Every line of the data must appear again in the answer, exactly as written.

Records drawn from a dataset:
[Start of section]

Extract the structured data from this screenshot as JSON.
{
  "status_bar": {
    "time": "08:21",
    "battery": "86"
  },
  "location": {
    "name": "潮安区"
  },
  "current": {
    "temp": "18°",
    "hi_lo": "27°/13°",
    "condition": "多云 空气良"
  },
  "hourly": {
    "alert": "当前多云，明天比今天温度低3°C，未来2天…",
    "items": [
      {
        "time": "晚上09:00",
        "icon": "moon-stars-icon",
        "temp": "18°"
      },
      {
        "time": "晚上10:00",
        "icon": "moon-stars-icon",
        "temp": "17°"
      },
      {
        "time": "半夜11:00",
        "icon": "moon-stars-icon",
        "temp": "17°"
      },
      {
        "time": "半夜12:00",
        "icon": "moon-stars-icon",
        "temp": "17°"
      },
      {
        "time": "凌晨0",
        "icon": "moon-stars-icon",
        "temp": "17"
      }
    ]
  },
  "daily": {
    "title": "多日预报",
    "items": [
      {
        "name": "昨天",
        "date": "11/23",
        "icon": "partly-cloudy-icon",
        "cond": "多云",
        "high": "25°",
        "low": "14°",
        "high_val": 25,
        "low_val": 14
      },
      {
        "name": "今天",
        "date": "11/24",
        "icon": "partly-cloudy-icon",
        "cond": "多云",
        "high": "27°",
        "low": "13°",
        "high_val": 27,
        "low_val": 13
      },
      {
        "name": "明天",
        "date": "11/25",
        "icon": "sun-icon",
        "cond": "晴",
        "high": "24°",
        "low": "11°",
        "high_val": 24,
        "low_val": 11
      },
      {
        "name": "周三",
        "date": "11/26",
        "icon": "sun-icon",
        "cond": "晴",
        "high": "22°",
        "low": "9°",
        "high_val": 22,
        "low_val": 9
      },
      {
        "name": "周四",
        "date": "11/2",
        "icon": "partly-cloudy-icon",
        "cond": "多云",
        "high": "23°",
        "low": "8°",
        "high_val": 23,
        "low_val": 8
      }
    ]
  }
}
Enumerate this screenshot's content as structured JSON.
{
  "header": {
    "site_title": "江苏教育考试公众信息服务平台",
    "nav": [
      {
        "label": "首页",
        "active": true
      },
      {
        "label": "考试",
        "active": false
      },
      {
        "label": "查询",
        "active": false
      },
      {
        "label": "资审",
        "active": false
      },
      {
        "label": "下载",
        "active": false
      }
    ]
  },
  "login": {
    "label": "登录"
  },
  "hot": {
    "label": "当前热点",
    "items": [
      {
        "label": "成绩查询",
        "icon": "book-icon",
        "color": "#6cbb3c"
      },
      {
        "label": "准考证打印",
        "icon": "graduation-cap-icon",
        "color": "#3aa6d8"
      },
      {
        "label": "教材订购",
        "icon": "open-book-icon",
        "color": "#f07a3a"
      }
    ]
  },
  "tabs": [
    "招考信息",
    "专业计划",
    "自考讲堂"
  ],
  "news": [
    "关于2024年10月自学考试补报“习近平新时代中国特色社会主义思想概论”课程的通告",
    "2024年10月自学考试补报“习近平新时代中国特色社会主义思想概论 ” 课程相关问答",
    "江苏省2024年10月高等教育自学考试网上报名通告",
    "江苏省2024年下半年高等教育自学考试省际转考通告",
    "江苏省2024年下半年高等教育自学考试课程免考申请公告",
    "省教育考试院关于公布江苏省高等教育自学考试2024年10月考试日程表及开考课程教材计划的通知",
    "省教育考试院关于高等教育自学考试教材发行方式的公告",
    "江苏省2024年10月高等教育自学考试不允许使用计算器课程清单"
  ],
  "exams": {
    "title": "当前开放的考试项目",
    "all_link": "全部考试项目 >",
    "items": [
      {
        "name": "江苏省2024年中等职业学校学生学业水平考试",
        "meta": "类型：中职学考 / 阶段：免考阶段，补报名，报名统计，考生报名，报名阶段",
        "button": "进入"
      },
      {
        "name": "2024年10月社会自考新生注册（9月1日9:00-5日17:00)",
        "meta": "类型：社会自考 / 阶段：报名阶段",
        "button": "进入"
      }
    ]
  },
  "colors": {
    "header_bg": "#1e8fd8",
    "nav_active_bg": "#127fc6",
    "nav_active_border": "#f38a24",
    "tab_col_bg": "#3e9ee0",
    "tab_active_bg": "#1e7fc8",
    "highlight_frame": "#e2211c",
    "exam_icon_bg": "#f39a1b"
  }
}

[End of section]

» The answer:
Extract the structured data from this screenshot as JSON.
{
  "status_bar": {
    "time": "08:21",
    "battery": "86"
  },
  "location": {
    "name": "潮安区"
  },
  "current": {
    "temp": "18°",
    "hi_lo": "27°/13°",
    "condition": "多云 空气良"
  },
  "hourly": {
    "alert": "当前多云，明天比今天温度低3°C，未来2天…",
    "items": [
      {
        "time": "晚上09:00",
        "icon": "moon-stars-icon",
        "temp": "18°"
      },
      {
        "time": "晚上10:00",
        "icon": "moon-stars-icon",
        "temp": "17°"
      },
      {
        "time": "半夜11:00",
        "icon": "moon-stars-icon",
        "temp": "17°"
      },
      {
        "time": "半夜12:00",
        "icon": "moon-stars-icon",
        "temp": "17°"
      },
      {
        "time": "凌晨0",
        "icon": "moon-stars-icon",
        "temp": "17"
      }
    ]
  },
  "daily": {
    "title": "多日预报",
    "items": [
      {
        "name": "昨天",
        "date": "11/23",
        "icon": "partly-cloudy-icon",
        "cond": "多云",
        "high": "25°",
        "low": "14°",
        "high_val": 25,
        "low_val": 14
      },
      {
        "name": "今天",
        "date": "11/24",
        "icon": "partly-cloudy-icon",
        "cond": "多云",
        "high": "27°",
        "low": "13°",
        "high_val": 27,
        "low_val": 13
      },
      {
        "name": "明天",
        "date": "11/25",
        "icon": "sun-icon",
        "cond": "晴",
        "high": "24°",
        "low": "11°",
        "high_val": 24,
        "low_val": 11
      },
      {
        "name": "周三",
        "date": "11/26",
        "icon": "sun-icon",
        "cond": "晴",
        "high": "22°",
        "low": "9°",
        "high_val": 22,
        "low_val": 9
      },
      {
        "name": "周四",
        "date": "11/2",
        "icon": "partly-cloudy-icon",
        "cond": "多云",
        "high": "23°",
        "low": "8°",
        "high_val": 23,
        "low_val": 8
      }
    ]
  }
}
Enumerate this screenshot's content as structured JSON.
{
  "header": {
    "site_title": "江苏教育考试公众信息服务平台",
    "nav": [
      {
        "label": "首页",
        "active": true
      },
      {
        "label": "考试",
        "active": false
      },
      {
        "label": "查询",
        "active": false
      },
      {
        "label": "资审",
        "active": false
      },
      {
        "label": "下载",
        "active": false
      }
    ]
  },
  "login": {
    "label": "登录"
  },
  "hot": {
    "label": "当前热点",
    "items": [
      {
        "label": "成绩查询",
        "icon": "book-icon",
        "color": "#6cbb3c"
      },
      {
        "label": "准考证打印",
        "icon": "graduation-cap-icon",
        "color": "#3aa6d8"
      },
      {
        "label": "教材订购",
        "icon": "open-book-icon",
        "color": "#f07a3a"
      }
    ]
  },
  "tabs": [
    "招考信息",
    "专业计划",
    "自考讲堂"
  ],
  "news": [
    "关于2024年10月自学考试补报“习近平新时代中国特色社会主义思想概论”课程的通告",
    "2024年10月自学考试补报“习近平新时代中国特色社会主义思想概论 ” 课程相关问答",
    "江苏省2024年10月高等教育自学考试网上报名通告",
    "江苏省2024年下半年高等教育自学考试省际转考通告",
    "江苏省2024年下半年高等教育自学考试课程免考申请公告",
    "省教育考试院关于公布江苏省高等教育自学考试2024年10月考试日程表及开考课程教材计划的通知",
    "省教育考试院关于高等教育自学考试教材发行方式的公告",
    "江苏省2024年10月高等教育自学考试不允许使用计算器课程清单"
  ],
  "exams": {
    "title": "当前开放的考试项目",
    "all_link": "全部考试项目 >",
    "items": [
      {
        "name": "江苏省2024年中等职业学校学生学业水平考试",
        "meta": "类型：中职学考 / 阶段：免考阶段，补报名，报名统计，考生报名，报名阶段",
        "button": "进入"
      },
      {
        "name": "2024年10月社会自考新生注册（9月1日9:00-5日17:00)",
        "meta": "类型：社会自考 / 阶段：报名阶段",
        "button": "进入"
      }
    ]
  },
  "colors": {
    "header_bg": "#1e8fd8",
    "nav_active_bg": "#127fc6",
    "nav_active_border": "#f38a24",
    "tab_col_bg": "#3e9ee0",
    "tab_active_bg": "#1e7fc8",
    "highlight_frame": "#e2211c",
    "exam_icon_bg": "#f39a1b"
  }
}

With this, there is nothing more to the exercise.